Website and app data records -
= Beginning of Section =

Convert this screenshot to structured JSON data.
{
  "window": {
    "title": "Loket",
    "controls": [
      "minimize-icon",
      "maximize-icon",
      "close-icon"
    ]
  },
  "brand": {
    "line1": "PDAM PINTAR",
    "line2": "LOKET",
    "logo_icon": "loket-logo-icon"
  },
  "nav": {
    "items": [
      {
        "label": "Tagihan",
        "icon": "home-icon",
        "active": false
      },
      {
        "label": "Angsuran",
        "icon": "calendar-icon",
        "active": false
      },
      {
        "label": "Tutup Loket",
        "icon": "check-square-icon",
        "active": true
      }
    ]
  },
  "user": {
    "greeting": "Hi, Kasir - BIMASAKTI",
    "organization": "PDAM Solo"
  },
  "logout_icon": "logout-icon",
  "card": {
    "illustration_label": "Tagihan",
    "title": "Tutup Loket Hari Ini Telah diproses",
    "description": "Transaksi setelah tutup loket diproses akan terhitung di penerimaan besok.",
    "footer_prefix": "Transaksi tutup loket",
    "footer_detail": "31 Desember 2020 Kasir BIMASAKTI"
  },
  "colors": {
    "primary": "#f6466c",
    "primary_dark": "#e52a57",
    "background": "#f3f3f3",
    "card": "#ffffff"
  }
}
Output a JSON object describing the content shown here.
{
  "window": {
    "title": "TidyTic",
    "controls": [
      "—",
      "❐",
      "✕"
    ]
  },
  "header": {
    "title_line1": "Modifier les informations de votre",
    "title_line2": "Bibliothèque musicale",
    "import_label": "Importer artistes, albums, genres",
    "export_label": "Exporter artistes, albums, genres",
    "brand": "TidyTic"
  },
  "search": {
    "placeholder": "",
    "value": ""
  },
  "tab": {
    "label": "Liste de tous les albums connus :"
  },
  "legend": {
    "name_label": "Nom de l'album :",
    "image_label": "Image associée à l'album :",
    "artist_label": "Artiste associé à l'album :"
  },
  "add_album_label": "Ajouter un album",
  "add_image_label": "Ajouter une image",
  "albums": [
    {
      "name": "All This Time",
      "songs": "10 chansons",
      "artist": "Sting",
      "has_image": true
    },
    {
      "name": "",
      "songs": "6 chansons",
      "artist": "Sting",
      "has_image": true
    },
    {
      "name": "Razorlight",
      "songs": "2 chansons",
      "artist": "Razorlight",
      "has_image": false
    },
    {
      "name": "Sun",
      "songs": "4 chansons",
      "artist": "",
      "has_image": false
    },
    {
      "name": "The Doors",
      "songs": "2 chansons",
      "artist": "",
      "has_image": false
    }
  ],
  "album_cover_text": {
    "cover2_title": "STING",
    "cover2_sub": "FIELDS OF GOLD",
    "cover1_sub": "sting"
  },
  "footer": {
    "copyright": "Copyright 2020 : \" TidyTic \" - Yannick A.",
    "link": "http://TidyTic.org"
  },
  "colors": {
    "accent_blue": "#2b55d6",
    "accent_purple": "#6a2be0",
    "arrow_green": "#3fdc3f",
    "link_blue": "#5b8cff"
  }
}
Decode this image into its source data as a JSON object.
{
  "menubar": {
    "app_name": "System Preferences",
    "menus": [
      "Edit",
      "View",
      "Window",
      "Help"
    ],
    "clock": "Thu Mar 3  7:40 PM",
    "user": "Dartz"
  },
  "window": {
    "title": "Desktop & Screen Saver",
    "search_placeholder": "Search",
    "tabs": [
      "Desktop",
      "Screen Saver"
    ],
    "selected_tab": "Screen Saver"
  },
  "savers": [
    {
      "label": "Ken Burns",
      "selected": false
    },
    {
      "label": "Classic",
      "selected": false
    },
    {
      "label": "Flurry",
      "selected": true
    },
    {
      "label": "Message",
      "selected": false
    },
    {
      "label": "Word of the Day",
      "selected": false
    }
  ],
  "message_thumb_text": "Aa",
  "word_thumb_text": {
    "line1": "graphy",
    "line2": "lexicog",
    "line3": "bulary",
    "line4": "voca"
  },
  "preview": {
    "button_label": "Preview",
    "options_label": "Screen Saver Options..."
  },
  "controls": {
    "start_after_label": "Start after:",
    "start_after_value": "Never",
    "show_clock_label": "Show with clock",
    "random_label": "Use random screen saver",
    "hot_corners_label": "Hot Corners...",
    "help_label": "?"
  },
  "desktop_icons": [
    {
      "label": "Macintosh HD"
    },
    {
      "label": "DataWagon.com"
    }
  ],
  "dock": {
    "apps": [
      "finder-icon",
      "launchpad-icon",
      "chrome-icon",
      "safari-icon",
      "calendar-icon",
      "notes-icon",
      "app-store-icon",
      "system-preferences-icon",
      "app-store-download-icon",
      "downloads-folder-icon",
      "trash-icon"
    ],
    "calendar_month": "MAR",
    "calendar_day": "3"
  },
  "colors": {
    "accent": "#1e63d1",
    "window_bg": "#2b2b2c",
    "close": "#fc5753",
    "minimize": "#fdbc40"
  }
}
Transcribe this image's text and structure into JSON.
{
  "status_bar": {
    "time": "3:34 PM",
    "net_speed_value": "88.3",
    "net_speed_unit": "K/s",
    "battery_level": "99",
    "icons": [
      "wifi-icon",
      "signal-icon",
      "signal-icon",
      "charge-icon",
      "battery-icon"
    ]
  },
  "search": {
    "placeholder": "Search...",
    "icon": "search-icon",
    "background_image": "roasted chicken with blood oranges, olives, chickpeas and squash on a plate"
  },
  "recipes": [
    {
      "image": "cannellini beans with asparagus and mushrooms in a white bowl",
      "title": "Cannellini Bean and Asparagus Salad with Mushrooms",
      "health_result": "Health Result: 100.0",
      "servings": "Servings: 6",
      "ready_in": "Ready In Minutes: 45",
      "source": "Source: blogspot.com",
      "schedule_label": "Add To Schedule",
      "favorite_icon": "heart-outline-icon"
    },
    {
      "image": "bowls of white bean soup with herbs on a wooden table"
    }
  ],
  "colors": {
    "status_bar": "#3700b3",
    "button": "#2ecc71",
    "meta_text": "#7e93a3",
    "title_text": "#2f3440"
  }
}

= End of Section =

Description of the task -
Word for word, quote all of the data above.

Result -
Convert this screenshot to structured JSON data.
{
  "window": {
    "title": "Loket",
    "controls": [
      "minimize-icon",
      "maximize-icon",
      "close-icon"
    ]
  },
  "brand": {
    "line1": "PDAM PINTAR",
    "line2": "LOKET",
    "logo_icon": "loket-logo-icon"
  },
  "nav": {
    "items": [
      {
        "label": "Tagihan",
        "icon": "home-icon",
        "active": false
      },
      {
        "label": "Angsuran",
        "icon": "calendar-icon",
        "active": false
      },
      {
        "label": "Tutup Loket",
        "icon": "check-square-icon",
        "active": true
      }
    ]
  },
  "user": {
    "greeting": "Hi, Kasir - BIMASAKTI",
    "organization": "PDAM Solo"
  },
  "logout_icon": "logout-icon",
  "card": {
    "illustration_label": "Tagihan",
    "title": "Tutup Loket Hari Ini Telah diproses",
    "description": "Transaksi setelah tutup loket diproses akan terhitung di penerimaan besok.",
    "footer_prefix": "Transaksi tutup loket",
    "footer_detail": "31 Desember 2020 Kasir BIMASAKTI"
  },
  "colors": {
    "primary": "#f6466c",
    "primary_dark": "#e52a57",
    "background": "#f3f3f3",
    "card": "#ffffff"
  }
}
Output a JSON object describing the content shown here.
{
  "window": {
    "title": "TidyTic",
    "controls": [
      "—",
      "❐",
      "✕"
    ]
  },
  "header": {
    "title_line1": "Modifier les informations de votre",
    "title_line2": "Bibliothèque musicale",
    "import_label": "Importer artistes, albums, genres",
    "export_label": "Exporter artistes, albums, genres",
    "brand": "TidyTic"
  },
  "search": {
    "placeholder": "",
    "value": ""
  },
  "tab": {
    "label": "Liste de tous les albums connus :"
  },
  "legend": {
    "name_label": "Nom de l'album :",
    "image_label": "Image associée à l'album :",
    "artist_label": "Artiste associé à l'album :"
  },
  "add_album_label": "Ajouter un album",
  "add_image_label": "Ajouter une image",
  "albums": [
    {
      "name": "All This Time",
      "songs": "10 chansons",
      "artist": "Sting",
      "has_image": true
    },
    {
      "name": "",
      "songs": "6 chansons",
      "artist": "Sting",
      "has_image": true
    },
    {
      "name": "Razorlight",
      "songs": "2 chansons",
      "artist": "Razorlight",
      "has_image": false
    },
    {
      "name": "Sun",
      "songs": "4 chansons",
      "artist": "",
      "has_image": false
    },
    {
      "name": "The Doors",
      "songs": "2 chansons",
      "artist": "",
      "has_image": false
    }
  ],
  "album_cover_text": {
    "cover2_title": "STING",
    "cover2_sub": "FIELDS OF GOLD",
    "cover1_sub": "sting"
  },
  "footer": {
    "copyright": "Copyright 2020 : \" TidyTic \" - Yannick A.",
    "link": "http://TidyTic.org"
  },
  "colors": {
    "accent_blue": "#2b55d6",
    "accent_purple": "#6a2be0",
    "arrow_green": "#3fdc3f",
    "link_blue": "#5b8cff"
  }
}
Decode this image into its source data as a JSON object.
{
  "menubar": {
    "app_name": "System Preferences",
    "menus": [
      "Edit",
      "View",
      "Window",
      "Help"
    ],
    "clock": "Thu Mar 3  7:40 PM",
    "user": "Dartz"
  },
  "window": {
    "title": "Desktop & Screen Saver",
    "search_placeholder": "Search",
    "tabs": [
      "Desktop",
      "Screen Saver"
    ],
    "selected_tab": "Screen Saver"
  },
  "savers": [
    {
      "label": "Ken Burns",
      "selected": false
    },
    {
      "label": "Classic",
      "selected": false
    },
    {
      "label": "Flurry",
      "selected": true
    },
    {
      "label": "Message",
      "selected": false
    },
    {
      "label": "Word of the Day",
      "selected": false
    }
  ],
  "message_thumb_text": "Aa",
  "word_thumb_text": {
    "line1": "graphy",
    "line2": "lexicog",
    "line3": "bulary",
    "line4": "voca"
  },
  "preview": {
    "button_label": "Preview",
    "options_label": "Screen Saver Options..."
  },
  "controls": {
    "start_after_label": "Start after:",
    "start_after_value": "Never",
    "show_clock_label": "Show with clock",
    "random_label": "Use random screen saver",
    "hot_corners_label": "Hot Corners...",
    "help_label": "?"
  },
  "desktop_icons": [
    {
      "label": "Macintosh HD"
    },
    {
      "label": "DataWagon.com"
    }
  ],
  "dock": {
    "apps": [
      "finder-icon",
      "launchpad-icon",
      "chrome-icon",
      "safari-icon",
      "calendar-icon",
      "notes-icon",
      "app-store-icon",
      "system-preferences-icon",
      "app-store-download-icon",
      "downloads-folder-icon",
      "trash-icon"
    ],
    "calendar_month": "MAR",
    "calendar_day": "3"
  },
  "colors": {
    "accent": "#1e63d1",
    "window_bg": "#2b2b2c",
    "close": "#fc5753",
    "minimize": "#fdbc40"
  }
}
Transcribe this image's text and structure into JSON.
{
  "status_bar": {
    "time": "3:34 PM",
    "net_speed_value": "88.3",
    "net_speed_unit": "K/s",
    "battery_level": "99",
    "icons": [
      "wifi-icon",
      "signal-icon",
      "signal-icon",
      "charge-icon",
      "battery-icon"
    ]
  },
  "search": {
    "placeholder": "Search...",
    "icon": "search-icon",
    "background_image": "roasted chicken with blood oranges, olives, chickpeas and squash on a plate"
  },
  "recipes": [
    {
      "image": "cannellini beans with asparagus and mushrooms in a white bowl",
      "title": "Cannellini Bean and Asparagus Salad with Mushrooms",
      "health_result": "Health Result: 100.0",
      "servings": "Servings: 6",
      "ready_in": "Ready In Minutes: 45",
      "source": "Source: blogspot.com",
      "schedule_label": "Add To Schedule",
      "favorite_icon": "heart-outline-icon"
    },
    {
      "image": "bowls of white bean soup with herbs on a wooden table"
    }
  ],
  "colors": {
    "status_bar": "#3700b3",
    "button": "#2ecc71",
    "meta_text": "#7e93a3",
    "title_text": "#2f3440"
  }
}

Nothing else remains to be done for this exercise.